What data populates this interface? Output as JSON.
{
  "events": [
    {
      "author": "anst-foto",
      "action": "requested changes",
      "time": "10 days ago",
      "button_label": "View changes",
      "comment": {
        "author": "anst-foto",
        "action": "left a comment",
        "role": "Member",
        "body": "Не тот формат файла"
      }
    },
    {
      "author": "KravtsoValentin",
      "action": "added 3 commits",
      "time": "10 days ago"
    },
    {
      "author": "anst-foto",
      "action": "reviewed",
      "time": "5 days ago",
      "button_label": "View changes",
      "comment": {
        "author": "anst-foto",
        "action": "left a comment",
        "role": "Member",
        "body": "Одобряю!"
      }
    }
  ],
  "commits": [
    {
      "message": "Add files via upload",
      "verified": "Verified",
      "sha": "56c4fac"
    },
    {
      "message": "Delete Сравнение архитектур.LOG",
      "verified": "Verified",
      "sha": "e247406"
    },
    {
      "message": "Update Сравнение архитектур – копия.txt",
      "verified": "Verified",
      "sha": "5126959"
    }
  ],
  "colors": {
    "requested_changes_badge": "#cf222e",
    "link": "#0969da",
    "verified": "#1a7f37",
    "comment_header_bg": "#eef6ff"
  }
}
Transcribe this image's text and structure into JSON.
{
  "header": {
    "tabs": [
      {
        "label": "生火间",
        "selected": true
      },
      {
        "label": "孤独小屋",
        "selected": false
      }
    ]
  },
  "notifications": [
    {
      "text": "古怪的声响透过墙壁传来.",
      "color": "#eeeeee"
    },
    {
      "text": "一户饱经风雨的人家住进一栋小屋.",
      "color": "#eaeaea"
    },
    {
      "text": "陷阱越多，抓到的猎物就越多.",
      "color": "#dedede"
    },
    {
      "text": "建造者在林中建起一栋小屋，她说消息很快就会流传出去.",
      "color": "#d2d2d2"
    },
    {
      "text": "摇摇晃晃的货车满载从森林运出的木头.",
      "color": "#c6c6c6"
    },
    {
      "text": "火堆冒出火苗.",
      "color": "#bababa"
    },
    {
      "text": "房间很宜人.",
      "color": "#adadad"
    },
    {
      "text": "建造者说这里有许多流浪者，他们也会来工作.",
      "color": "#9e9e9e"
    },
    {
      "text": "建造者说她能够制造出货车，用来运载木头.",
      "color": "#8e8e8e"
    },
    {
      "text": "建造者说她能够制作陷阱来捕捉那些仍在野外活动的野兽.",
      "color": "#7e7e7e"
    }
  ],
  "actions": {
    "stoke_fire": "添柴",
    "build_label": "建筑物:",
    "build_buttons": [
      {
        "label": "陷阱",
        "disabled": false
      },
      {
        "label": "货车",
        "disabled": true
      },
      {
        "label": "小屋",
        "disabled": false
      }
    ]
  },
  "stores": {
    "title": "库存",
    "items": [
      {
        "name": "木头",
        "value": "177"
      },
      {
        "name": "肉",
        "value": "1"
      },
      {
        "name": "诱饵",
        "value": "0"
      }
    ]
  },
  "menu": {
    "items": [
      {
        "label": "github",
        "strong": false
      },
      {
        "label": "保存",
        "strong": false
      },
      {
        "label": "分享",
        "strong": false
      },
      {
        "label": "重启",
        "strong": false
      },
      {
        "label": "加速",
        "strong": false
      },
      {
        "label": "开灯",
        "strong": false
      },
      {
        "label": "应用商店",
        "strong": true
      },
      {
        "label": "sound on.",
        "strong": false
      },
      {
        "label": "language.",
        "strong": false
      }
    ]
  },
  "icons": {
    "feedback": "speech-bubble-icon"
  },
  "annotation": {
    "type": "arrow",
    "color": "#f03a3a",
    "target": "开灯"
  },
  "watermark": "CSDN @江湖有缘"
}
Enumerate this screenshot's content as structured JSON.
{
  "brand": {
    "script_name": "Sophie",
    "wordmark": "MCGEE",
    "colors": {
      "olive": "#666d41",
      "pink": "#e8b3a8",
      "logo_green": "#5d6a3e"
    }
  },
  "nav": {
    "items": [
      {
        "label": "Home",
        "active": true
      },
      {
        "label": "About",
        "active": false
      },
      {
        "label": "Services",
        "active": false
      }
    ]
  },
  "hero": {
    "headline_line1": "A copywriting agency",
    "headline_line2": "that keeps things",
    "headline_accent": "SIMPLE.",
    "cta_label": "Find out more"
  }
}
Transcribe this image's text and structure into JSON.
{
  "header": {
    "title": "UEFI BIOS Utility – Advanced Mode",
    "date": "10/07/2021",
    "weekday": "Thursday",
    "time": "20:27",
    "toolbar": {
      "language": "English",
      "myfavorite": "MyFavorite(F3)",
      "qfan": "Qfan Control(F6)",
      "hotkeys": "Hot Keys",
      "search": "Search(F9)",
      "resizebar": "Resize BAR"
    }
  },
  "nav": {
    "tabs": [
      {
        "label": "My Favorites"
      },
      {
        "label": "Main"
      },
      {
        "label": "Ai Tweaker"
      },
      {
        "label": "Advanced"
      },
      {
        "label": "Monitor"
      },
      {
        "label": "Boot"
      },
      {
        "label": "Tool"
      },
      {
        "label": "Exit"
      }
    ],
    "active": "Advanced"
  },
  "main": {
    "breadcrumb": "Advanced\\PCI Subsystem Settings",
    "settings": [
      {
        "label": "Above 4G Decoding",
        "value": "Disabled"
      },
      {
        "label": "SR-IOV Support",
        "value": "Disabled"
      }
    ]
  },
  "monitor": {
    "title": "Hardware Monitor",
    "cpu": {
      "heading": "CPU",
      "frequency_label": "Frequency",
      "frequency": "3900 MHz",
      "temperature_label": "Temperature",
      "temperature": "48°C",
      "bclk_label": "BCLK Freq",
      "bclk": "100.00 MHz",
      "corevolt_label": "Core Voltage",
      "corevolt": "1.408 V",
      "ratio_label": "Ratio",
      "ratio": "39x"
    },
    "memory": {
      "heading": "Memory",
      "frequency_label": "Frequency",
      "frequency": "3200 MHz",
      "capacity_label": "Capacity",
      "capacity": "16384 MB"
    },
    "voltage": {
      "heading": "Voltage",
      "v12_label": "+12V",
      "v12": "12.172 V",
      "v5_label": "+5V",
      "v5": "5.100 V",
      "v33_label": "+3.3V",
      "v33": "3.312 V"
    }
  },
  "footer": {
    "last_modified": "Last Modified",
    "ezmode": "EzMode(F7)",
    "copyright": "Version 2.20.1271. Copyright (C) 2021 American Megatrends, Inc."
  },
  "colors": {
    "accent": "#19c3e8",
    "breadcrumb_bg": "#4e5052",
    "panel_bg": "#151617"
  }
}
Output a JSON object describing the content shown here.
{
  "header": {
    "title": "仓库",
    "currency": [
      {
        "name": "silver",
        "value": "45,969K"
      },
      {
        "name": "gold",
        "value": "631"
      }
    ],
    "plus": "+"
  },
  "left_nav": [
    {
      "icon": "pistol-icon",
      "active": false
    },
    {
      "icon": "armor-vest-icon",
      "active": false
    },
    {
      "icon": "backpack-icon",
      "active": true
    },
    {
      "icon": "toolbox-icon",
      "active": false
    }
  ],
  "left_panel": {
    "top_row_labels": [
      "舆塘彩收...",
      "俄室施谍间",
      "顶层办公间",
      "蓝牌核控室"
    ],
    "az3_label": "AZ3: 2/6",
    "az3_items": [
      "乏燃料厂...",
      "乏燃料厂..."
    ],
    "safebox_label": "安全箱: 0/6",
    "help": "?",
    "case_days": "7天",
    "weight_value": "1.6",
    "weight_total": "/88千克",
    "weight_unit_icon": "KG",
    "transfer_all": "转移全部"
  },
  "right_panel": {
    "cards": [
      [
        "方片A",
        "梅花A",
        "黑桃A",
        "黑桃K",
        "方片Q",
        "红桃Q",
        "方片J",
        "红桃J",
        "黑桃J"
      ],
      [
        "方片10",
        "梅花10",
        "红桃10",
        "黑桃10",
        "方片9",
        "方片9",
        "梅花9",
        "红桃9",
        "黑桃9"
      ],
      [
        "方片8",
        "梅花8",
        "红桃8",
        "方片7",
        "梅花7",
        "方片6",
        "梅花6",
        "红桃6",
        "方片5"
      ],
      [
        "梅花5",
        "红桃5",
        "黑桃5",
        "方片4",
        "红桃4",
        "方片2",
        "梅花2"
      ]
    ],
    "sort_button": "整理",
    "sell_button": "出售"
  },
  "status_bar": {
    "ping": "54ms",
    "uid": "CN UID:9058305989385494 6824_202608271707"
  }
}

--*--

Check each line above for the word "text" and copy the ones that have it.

▶ **EXERCISE RESULT**
Transcribe this image's text and structure into JSON.
      "text": "古怪的声响透过墙壁传来.",
      "text": "一户饱经风雨的人家住进一栋小屋.",
      "text": "陷阱越多，抓到的猎物就越多.",
      "text": "建造者在林中建起一栋小屋，她说消息很快就会流传出去.",
      "text": "摇摇晃晃的货车满载从森林运出的木头.",
      "text": "火堆冒出火苗.",
      "text": "房间很宜人.",
      "text": "建造者说这里有许多流浪者，他们也会来工作.",
      "text": "建造者说她能够制造出货车，用来运载木头.",
      "text": "建造者说她能够制作陷阱来捕捉那些仍在野外活动的野兽.",
Transcribe this image's text and structure into JSON.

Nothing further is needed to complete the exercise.